Dr. William G. Dodds, a reproductive endocrinologist and a member of the Christian Reformed Church, encourages couples to clearly define for their physicians how they would like to limit the number of embryos created to match the family size they feel God has called them to have. Dodds says it is a physician’s duty to honor a couple’s moral beliefs concerning embryos.
Couples with unneeded frozen embryos have four basic options:
- Allow their clinic to “thaw” their embryos or to donate their embryos for research. In both cases the embryos are destroyed. For Christians who value the sanctity of human life, the willful destruction of embryos is unacceptable. As Ron Stoddart, the founder of the Snowflakes Embryo Adoption program says, “An embryo is not a potential human life—it is a human life with potential.”
- Donate embryos anonymously to a clinic for use by another couple of the clinic’s choice. This is not a good solution because the donating couple has no input in selecting the recipient couple.
- Store unneeded embryos indefinitely at the clinic. This is not a solution. Keeping embryos in frozen storage only puts off the day of decision. Contrary to popular opinion, frozen embryos do not have a “shelf life.” Babies have been born from embryos stored more than 12 years.
- Pursue embryo adoption. In order to give their precious embryos the best chance of living a full life, couples with extra embryos can donate them to an infertile couple of their choice. The “adopting” couple uses these embryos in one or more attempts to become pregnant and give birth.
A Life-Affirming Choice
Releasing tiny human lives for embryo adoption is a very difficult decision. But it is the right decision. Embryo adoption resolves a difficult problem in a God-honoring, life-affirming way.
By God’s grace, embryo adoption can be a blessing for everyone involved. For the couple who donates embryos, it is a positive, pro-life way to resolve a wrenching ethical dilemma. For the adopting couple it can be a beautiful opportunity to experience pregnancy and become parents. And for the embryos themselves, a way is provided for them to grow, enter this world, and live a full life.

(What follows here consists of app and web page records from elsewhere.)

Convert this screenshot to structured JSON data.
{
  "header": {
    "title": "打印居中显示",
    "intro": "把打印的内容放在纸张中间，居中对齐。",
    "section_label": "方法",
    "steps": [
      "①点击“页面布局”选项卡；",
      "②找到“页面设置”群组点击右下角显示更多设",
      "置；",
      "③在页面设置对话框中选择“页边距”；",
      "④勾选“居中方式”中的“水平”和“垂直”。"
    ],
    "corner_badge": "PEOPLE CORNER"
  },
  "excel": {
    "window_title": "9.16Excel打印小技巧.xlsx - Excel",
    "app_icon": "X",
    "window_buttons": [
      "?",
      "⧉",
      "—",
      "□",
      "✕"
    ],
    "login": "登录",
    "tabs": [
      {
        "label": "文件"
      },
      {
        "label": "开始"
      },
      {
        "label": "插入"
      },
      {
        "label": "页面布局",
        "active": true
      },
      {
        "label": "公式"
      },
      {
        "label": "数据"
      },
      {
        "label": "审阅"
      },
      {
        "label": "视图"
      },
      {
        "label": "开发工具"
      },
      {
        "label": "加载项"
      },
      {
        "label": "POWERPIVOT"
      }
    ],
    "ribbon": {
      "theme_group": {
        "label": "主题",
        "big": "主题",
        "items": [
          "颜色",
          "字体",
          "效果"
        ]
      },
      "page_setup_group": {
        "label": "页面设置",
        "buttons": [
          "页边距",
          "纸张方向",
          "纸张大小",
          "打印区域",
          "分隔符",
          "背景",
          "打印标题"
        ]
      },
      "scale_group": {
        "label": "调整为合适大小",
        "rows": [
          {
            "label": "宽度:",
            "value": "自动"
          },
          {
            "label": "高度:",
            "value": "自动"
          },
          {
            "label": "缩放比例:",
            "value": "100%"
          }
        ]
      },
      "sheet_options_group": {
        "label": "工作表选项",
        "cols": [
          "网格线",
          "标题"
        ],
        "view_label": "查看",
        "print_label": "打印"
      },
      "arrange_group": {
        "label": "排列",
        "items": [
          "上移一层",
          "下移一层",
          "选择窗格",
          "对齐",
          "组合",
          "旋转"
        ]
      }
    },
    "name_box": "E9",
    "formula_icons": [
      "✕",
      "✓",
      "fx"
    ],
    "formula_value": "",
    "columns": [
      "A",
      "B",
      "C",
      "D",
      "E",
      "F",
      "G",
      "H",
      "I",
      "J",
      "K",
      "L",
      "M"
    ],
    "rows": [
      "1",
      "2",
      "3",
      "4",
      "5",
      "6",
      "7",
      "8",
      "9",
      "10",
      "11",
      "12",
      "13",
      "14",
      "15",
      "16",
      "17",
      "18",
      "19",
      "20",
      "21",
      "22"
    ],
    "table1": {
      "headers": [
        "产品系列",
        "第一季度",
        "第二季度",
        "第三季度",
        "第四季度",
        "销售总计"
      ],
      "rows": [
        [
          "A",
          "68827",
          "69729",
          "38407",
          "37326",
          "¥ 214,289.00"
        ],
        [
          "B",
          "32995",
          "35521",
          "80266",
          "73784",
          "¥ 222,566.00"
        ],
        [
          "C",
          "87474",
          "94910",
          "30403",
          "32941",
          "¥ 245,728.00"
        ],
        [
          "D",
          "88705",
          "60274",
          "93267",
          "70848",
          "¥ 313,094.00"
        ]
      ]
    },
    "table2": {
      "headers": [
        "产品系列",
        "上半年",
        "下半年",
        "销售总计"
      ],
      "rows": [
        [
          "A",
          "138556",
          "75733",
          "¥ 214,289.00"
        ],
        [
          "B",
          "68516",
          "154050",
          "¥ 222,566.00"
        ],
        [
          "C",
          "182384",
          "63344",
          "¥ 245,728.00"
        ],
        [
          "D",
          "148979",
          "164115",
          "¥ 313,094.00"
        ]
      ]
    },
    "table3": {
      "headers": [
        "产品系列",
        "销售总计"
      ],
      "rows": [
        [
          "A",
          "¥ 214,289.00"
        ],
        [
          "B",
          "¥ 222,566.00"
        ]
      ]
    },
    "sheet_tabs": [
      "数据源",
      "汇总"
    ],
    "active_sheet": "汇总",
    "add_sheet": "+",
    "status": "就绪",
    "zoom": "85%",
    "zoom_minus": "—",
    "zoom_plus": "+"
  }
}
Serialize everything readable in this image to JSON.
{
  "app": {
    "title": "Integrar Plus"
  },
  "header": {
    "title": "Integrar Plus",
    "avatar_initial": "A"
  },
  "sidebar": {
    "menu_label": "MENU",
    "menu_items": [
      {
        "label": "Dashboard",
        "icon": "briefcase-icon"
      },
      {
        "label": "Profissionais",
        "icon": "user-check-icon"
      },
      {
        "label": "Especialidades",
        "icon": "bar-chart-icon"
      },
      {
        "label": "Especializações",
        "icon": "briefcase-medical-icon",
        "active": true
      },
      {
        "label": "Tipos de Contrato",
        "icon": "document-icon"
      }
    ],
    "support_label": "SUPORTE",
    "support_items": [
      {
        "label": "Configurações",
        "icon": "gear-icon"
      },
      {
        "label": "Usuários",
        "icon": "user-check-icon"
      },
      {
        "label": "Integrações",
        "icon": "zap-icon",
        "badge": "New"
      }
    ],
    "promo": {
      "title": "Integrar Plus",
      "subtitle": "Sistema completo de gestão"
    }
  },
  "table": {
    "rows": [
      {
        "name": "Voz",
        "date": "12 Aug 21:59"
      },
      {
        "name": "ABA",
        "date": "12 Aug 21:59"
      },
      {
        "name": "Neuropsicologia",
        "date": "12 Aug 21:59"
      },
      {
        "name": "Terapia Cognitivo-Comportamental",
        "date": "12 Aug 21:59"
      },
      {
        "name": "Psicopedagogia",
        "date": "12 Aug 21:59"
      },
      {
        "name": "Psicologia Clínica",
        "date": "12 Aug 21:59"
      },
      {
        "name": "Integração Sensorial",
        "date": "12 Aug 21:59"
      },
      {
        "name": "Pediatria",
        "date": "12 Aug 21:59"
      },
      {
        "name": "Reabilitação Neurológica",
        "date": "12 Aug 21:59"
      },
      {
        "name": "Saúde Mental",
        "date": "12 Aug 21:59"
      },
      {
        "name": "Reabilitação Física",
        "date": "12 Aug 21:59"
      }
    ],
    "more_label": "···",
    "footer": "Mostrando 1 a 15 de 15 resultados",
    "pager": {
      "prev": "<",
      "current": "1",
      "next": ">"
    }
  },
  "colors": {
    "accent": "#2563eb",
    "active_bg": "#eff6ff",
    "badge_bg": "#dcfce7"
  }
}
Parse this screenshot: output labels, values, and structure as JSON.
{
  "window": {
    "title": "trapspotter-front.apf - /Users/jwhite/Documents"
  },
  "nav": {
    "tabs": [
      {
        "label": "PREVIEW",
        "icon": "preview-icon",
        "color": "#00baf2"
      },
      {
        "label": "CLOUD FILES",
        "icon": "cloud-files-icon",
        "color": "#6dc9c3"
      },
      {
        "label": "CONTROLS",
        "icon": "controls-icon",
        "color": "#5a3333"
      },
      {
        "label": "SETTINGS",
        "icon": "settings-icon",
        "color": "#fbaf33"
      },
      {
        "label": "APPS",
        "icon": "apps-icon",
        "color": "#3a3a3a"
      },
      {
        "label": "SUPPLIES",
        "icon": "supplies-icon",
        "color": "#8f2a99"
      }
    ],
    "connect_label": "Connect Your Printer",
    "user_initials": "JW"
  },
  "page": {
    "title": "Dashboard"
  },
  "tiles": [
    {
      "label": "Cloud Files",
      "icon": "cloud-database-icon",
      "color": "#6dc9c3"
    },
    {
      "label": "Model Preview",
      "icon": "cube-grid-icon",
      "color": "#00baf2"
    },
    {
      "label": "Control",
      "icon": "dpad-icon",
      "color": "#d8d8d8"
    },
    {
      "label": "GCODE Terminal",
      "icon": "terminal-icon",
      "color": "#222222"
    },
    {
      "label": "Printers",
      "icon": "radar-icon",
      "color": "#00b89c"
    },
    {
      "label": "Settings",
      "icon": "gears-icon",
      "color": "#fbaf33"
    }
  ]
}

Is embryo adoption a “God thing”? For the two couples described at the beginning of this article, the answer is a joyful yes! One of the tiny embryos donated by Chris and Shelley was born as Joel and Holly’s beautiful daughter, Karissa.
Embryo Adoption Services
There are a number of excellent organizations that offer embryo “adoption” services. These organizations
- gladly honor Christian values.
- provide careful, quality service.
- regard human embryos as human lives that may not be willfully destroyed.
- require a home study that includes excellent counseling and educational services to prepare couples for the role of being adoptive parents.
For more information on embryo adoption, contact one of the following organizations:Bethany Christian Services www.embryoservices.org.The National Embryo Donation Center (NEDC) www.embryodonation.orgSnowflakes: Nightlight Christian Adoptions www.snowflakes.orgFOR DISCUSSION:
1. What are your current thoughts about infertility treatment? What are your primary concerns?
2. How should Christians approach this treatment?
3. Do you agree that releasing human lives for embryo adoption is the right decision?
4. What is the best way to discern God's will in this situation?